Excerpts from an interface dataset:
--- --- ---

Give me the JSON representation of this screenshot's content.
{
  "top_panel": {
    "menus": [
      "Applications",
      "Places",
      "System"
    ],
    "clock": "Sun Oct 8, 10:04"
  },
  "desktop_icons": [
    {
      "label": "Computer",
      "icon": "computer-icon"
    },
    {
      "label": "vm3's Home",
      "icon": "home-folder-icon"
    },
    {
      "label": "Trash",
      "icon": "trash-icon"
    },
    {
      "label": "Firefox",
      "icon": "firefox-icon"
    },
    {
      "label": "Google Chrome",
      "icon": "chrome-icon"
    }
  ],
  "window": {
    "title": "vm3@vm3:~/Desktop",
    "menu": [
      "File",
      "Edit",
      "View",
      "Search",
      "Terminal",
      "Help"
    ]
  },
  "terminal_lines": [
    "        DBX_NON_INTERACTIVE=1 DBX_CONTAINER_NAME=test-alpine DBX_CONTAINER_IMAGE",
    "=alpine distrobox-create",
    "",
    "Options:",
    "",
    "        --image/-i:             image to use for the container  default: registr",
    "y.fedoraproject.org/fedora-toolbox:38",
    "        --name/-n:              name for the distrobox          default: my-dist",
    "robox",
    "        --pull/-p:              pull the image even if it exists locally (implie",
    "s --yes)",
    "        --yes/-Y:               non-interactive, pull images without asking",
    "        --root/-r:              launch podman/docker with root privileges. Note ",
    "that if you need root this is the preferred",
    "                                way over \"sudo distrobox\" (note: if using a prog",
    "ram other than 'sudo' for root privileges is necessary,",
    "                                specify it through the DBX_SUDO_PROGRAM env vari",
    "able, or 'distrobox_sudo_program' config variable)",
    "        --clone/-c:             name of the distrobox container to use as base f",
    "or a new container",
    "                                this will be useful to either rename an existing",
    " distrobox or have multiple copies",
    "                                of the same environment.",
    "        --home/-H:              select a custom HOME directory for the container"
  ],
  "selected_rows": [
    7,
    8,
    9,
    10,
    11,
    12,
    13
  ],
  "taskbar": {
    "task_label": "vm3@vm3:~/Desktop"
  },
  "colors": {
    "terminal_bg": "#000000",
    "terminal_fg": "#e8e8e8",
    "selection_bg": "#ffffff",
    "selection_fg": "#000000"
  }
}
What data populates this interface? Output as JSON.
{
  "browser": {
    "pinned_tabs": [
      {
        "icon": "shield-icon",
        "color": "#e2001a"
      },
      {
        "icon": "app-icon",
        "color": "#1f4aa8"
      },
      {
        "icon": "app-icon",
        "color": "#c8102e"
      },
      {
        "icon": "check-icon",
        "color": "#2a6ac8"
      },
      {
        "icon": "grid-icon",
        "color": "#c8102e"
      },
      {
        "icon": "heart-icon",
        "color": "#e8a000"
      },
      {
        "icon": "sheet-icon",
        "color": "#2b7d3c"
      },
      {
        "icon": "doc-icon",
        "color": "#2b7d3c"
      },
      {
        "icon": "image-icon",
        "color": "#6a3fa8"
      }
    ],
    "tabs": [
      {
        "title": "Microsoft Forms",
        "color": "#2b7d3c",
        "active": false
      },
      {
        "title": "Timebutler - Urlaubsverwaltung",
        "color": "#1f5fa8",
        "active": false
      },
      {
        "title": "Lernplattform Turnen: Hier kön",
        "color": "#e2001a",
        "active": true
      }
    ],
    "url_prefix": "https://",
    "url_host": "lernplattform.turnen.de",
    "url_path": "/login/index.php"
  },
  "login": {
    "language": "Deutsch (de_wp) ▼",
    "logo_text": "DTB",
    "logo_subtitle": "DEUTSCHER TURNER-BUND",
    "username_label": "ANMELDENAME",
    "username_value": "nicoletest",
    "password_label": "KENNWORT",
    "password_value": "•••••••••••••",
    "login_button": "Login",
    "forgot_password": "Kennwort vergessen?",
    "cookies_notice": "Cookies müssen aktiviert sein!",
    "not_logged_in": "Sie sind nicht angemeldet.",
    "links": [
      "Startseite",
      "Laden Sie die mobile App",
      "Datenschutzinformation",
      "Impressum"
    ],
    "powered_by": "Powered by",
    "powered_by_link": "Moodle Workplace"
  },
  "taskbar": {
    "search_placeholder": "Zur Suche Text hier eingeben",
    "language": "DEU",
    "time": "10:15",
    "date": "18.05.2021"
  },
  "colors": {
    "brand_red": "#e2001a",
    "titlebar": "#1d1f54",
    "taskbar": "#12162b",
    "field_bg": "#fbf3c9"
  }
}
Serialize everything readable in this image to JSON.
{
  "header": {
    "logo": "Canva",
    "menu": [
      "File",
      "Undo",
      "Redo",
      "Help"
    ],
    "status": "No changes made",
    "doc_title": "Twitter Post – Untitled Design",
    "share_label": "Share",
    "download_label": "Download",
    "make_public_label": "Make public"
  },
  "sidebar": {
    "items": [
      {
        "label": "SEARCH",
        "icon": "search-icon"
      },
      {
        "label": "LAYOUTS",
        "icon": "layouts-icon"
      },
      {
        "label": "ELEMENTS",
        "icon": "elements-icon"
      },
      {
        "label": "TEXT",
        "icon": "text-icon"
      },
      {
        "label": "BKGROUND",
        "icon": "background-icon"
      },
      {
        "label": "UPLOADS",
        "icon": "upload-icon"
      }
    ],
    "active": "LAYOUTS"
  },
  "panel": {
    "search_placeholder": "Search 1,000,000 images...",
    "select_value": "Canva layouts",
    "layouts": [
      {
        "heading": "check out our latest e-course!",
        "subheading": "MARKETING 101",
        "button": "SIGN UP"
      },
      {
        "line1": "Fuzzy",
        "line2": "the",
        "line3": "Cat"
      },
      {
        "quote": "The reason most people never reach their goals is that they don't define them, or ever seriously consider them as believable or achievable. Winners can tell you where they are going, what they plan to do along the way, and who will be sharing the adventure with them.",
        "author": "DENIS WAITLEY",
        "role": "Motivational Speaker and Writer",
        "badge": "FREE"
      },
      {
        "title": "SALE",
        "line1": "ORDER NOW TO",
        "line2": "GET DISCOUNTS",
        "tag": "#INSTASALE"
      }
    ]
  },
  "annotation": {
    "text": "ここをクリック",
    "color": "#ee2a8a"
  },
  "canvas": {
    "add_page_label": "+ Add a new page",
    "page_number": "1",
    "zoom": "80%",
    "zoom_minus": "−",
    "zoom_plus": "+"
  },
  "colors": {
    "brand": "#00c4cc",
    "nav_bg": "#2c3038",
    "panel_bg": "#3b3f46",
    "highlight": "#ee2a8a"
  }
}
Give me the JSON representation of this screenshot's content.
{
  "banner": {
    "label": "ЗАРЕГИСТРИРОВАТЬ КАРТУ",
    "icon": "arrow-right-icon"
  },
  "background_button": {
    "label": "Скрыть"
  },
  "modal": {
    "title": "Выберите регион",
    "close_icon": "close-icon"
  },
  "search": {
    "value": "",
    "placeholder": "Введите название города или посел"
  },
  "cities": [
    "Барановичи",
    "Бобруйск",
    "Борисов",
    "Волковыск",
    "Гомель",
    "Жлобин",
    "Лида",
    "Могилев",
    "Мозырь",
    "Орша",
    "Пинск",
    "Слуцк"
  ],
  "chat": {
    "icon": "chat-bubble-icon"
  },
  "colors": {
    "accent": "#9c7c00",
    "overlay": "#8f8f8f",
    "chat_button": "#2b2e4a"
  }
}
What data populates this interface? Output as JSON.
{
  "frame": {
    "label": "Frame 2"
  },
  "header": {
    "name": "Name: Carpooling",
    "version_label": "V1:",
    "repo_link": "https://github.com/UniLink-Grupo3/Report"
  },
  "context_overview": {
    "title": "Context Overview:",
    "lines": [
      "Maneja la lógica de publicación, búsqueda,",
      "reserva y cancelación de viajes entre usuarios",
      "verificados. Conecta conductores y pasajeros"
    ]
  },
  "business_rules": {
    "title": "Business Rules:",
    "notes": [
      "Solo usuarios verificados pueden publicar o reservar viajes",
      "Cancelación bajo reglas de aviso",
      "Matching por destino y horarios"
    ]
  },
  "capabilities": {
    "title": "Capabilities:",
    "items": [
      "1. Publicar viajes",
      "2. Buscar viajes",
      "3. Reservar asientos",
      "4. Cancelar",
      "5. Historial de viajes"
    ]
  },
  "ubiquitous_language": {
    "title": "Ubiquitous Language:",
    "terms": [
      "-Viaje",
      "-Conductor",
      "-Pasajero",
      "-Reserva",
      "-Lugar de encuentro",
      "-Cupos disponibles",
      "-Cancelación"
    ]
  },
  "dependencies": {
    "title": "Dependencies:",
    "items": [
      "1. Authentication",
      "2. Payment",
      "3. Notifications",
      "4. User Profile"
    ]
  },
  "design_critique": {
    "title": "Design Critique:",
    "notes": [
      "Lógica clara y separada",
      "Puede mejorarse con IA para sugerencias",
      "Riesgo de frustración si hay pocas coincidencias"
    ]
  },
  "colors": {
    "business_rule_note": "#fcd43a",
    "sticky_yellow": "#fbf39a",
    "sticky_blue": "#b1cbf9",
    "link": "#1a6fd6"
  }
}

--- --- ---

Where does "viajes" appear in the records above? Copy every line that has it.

TASK ANSWER:
      "reserva y cancelación de viajes entre usuarios",
      "Solo usuarios verificados pueden publicar o reservar viajes",
      "1. Publicar viajes",
      "2. Buscar viajes",
      "5. Historial de viajes"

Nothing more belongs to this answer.